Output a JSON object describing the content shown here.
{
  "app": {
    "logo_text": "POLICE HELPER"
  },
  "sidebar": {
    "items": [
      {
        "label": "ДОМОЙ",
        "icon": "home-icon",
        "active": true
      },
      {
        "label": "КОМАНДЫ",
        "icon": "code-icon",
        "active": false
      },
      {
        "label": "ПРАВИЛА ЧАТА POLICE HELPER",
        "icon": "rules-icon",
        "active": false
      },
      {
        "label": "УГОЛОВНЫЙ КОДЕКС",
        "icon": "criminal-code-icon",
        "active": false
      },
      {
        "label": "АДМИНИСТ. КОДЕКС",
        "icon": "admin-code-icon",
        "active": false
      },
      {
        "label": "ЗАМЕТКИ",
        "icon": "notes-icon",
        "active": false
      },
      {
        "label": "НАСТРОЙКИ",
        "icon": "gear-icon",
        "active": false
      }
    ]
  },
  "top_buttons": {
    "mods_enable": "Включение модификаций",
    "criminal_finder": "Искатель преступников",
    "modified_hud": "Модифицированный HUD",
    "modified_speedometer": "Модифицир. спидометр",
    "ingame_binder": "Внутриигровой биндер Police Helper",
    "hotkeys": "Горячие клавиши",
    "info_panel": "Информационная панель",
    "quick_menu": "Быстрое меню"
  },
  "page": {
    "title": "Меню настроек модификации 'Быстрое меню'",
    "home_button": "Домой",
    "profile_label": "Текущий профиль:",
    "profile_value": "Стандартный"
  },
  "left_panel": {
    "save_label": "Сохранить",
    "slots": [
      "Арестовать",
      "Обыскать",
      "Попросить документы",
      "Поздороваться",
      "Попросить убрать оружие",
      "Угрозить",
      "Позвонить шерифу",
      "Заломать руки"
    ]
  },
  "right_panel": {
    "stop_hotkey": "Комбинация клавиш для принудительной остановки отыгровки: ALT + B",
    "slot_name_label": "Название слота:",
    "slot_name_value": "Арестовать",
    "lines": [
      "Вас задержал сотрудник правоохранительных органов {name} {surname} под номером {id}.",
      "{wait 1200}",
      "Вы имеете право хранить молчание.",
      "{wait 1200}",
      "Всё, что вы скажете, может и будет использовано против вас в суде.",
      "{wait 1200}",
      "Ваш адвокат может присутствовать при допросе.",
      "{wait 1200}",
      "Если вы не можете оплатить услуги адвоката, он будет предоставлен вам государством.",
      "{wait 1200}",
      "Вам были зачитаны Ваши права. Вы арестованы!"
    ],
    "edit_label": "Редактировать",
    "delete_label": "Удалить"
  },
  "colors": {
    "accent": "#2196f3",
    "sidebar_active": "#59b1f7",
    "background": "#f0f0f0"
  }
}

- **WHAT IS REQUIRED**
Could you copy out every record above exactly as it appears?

- **RESPONSE AREA**
Output a JSON object describing the content shown here.
{
  "app": {
    "logo_text": "POLICE HELPER"
  },
  "sidebar": {
    "items": [
      {
        "label": "ДОМОЙ",
        "icon": "home-icon",
        "active": true
      },
      {
        "label": "КОМАНДЫ",
        "icon": "code-icon",
        "active": false
      },
      {
        "label": "ПРАВИЛА ЧАТА POLICE HELPER",
        "icon": "rules-icon",
        "active": false
      },
      {
        "label": "УГОЛОВНЫЙ КОДЕКС",
        "icon": "criminal-code-icon",
        "active": false
      },
      {
        "label": "АДМИНИСТ. КОДЕКС",
        "icon": "admin-code-icon",
        "active": false
      },
      {
        "label": "ЗАМЕТКИ",
        "icon": "notes-icon",
        "active": false
      },
      {
        "label": "НАСТРОЙКИ",
        "icon": "gear-icon",
        "active": false
      }
    ]
  },
  "top_buttons": {
    "mods_enable": "Включение модификаций",
    "criminal_finder": "Искатель преступников",
    "modified_hud": "Модифицированный HUD",
    "modified_speedometer": "Модифицир. спидометр",
    "ingame_binder": "Внутриигровой биндер Police Helper",
    "hotkeys": "Горячие клавиши",
    "info_panel": "Информационная панель",
    "quick_menu": "Быстрое меню"
  },
  "page": {
    "title": "Меню настроек модификации 'Быстрое меню'",
    "home_button": "Домой",
    "profile_label": "Текущий профиль:",
    "profile_value": "Стандартный"
  },
  "left_panel": {
    "save_label": "Сохранить",
    "slots": [
      "Арестовать",
      "Обыскать",
      "Попросить документы",
      "Поздороваться",
      "Попросить убрать оружие",
      "Угрозить",
      "Позвонить шерифу",
      "Заломать руки"
    ]
  },
  "right_panel": {
    "stop_hotkey": "Комбинация клавиш для принудительной остановки отыгровки: ALT + B",
    "slot_name_label": "Название слота:",
    "slot_name_value": "Арестовать",
    "lines": [
      "Вас задержал сотрудник правоохранительных органов {name} {surname} под номером {id}.",
      "{wait 1200}",
      "Вы имеете право хранить молчание.",
      "{wait 1200}",
      "Всё, что вы скажете, может и будет использовано против вас в суде.",
      "{wait 1200}",
      "Ваш адвокат может присутствовать при допросе.",
      "{wait 1200}",
      "Если вы не можете оплатить услуги адвоката, он будет предоставлен вам государством.",
      "{wait 1200}",
      "Вам были зачитаны Ваши права. Вы арестованы!"
    ],
    "edit_label": "Редактировать",
    "delete_label": "Удалить"
  },
  "colors": {
    "accent": "#2196f3",
    "sidebar_active": "#59b1f7",
    "background": "#f0f0f0"
  }
}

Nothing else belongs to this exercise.